Monday Michiru: Soulception (2012, Adventure Music): Singer, from Japan, AMG lists 23 albums since 1994, pegging her genre as "Electronic" and styles as "Acid Jazz, Club/Dance, Trip-Hop." She is backed by jazz musicians here, including Alex Sipiagin (trumpet) and Adam Rogers (guitar). Indeed, she should know her way around jazz, given that an early album was called Jazz Brat -- an especially good title if your parents are Toshiko Akiyoshi and Charlie Mariano. Having trouble sorting this out, although she has promising moments -- but then the title is a muddle, too. B
PJ Rasmussen: Adventures in Flight (2013, Third Freedom Music): Guitarist, b. 1990, wrote all of his own material, leads a postbop sextet (tenor sax, trumpet, piano, bass, drums), the guitar adding a nice sweetness to music that goes through all of the motions. B+(*)
Rose & the Nightingale: Spirit of the Garden (2012 , Sunnyside): Leader here is cellist Jody Redhage, the composer of all but one tune and four group improvs. Song-oriented, the two singers are Leala Cyr (also trumpet) and Laila Biali (also piano) -- Redhage also has a voice credit, but listed after cello, whereas Cyr and Biali are credited with voice first -- with Sara Caswell (violin, mandolin) completing the group, except when guests Alan Ferber (trombone, 2 cuts) or Ben Wittman (percussion, 5 cuts) drop in. B+(*)

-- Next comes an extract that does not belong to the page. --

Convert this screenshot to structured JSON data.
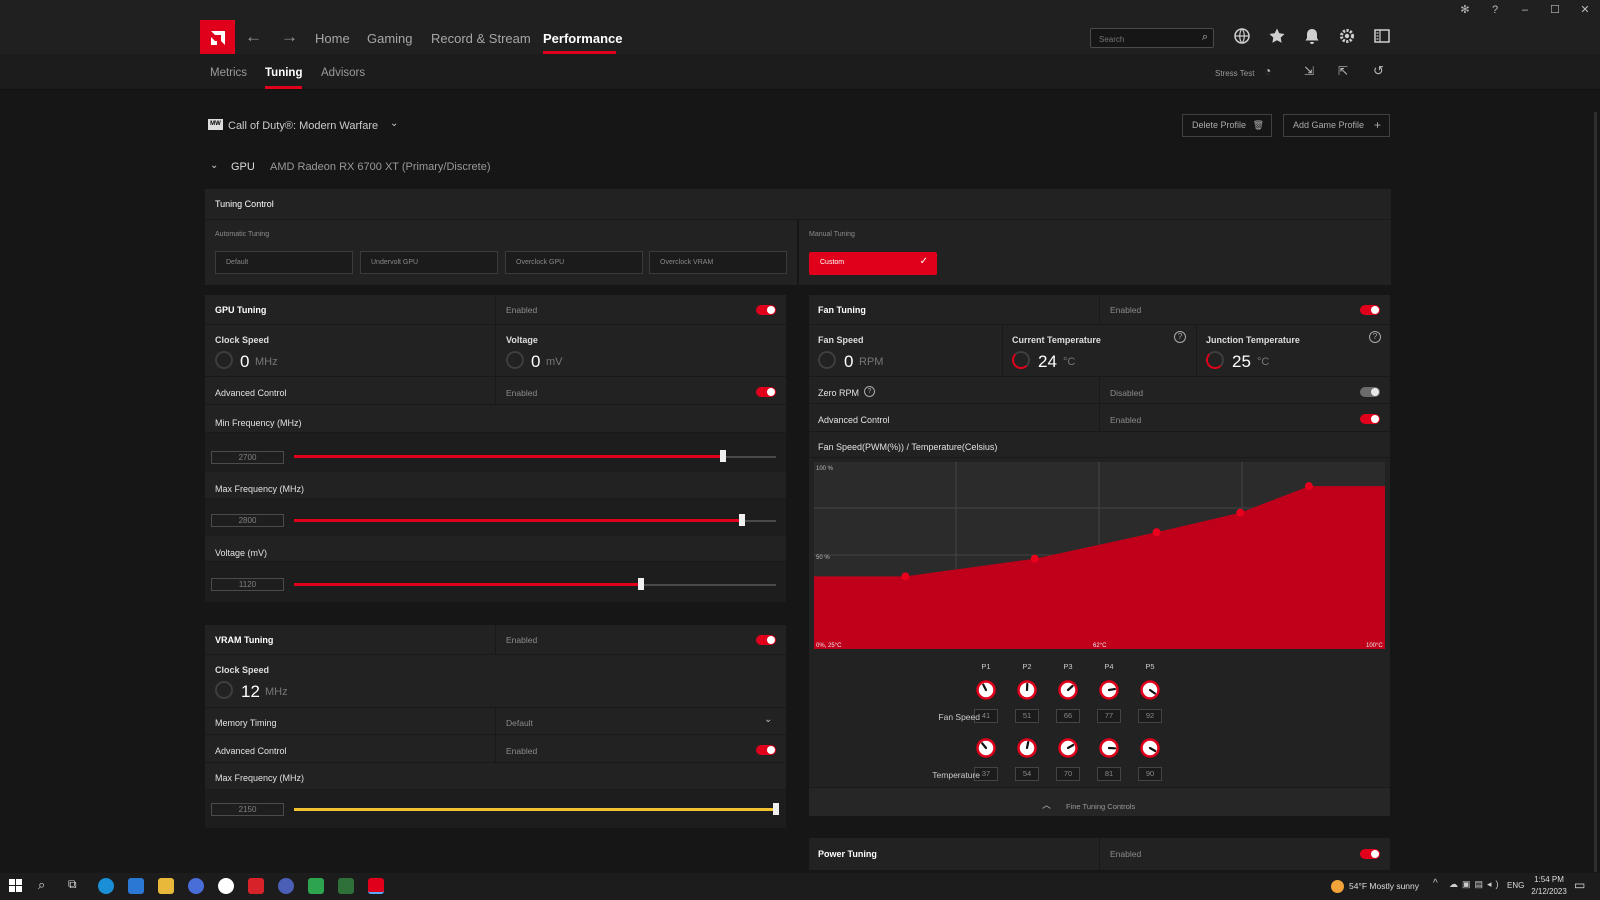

The Rosenthals: Fly Away (2013, American Melody): Phil Rosenthal plays banjo and sings, as he had with the bluegrass band Seldom Scene (1976-86). Daniel Rosenthal is Phil's son. He plays trumpet, notably in jazz big band Either/Orchestra. Phil is a pretty deadpan singer and he doesn't take any chances with his standard fare -- at most a little yodel, but the trumpet is a nice touch. B+(*)
Nick Sanders Trio: Nameless Neighbors (2012 , Sunnyside): Pianist, raised in New Orleans, based in New York; first album, a trio with Henry Fraser on bass and Connor Baker on drums, produced by Fred Hersch. The one thing that jumps out is the rumble on "Motor World" -- makes me wonder if his more delicate work has more going on than initially meets the ear. B+(*)
Benjamin Taubkin + Adriano Adewale: The Vortex Sessions (2010 , Adventure Music): Adewale is a percussionist, b. in Sao Paulo, Brazil; moved to UK in 2000; has an album under his own named group, another group called Sambura. Taubkin is a pianist, also from Brazil, with close to a dozen albums since 1998. These duets were recorded in London at Vortex Jazz Club. B+(*)
Joan Watson-Jones/Frank Wilkins: Quiet Conversations: A Duet (2012, Eye of Samantha): Standards singer, third album since 1998, accompanied by piano, nice and intimate. She did write two originals, buried near the end. Van Morrison's "Have I Told You Lately" is an inspired pick; Bob Dylan's "Forever Young" isn't. B+(*)
Frank Wess: Magic 101 (2011 , IPO): Tenor saxophonist -- also perhaps the most celebrated of all jazz flautists, but none of that here (other than a picture on the inside cover -- b. 1922 so he cut this just shy of 90, came up with Billy Eckstine and Lucky Millinder in the 1940s, was a key member of Count Basie's 1953-64 orchestra, probably cut his best albums in 1989-93 (Dear Mr. Basie, Entre Nous, Tryin' to Make My Blues Turn Green). Quartet: Kenny Barron (piano), Kenny Davis (bass), Winard Harper (drums). Seven standards: Monk, Ellington, "Come Rain or Come Shine," "The Very Thought of You." Slight but lovely. B+(**)
Unpacking: Found in the mail last week: